→ Problem to solve:
If a line of the records holds the word "list", copy it out.

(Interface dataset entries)
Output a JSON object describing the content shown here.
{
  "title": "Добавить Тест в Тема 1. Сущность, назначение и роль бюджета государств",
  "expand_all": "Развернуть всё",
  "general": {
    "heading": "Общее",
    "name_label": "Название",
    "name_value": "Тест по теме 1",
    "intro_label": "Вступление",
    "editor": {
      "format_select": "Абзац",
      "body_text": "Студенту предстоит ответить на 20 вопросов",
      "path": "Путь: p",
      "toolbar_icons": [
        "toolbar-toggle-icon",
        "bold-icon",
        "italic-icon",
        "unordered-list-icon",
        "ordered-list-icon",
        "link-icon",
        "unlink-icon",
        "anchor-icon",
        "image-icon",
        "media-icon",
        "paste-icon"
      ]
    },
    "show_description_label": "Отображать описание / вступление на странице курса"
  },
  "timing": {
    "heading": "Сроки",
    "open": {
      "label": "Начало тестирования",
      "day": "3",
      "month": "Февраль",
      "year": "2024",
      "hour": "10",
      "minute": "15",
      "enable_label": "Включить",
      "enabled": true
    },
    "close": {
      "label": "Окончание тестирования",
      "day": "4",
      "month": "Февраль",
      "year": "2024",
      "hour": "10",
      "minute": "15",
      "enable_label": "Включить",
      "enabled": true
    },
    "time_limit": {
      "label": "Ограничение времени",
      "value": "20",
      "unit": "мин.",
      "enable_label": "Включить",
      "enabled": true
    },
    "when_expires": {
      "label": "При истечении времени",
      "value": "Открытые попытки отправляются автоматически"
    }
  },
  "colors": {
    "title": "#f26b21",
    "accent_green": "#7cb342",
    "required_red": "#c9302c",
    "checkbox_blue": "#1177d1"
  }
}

→ Solution to this problem:
        "unordered-list-icon",
        "ordered-list-icon",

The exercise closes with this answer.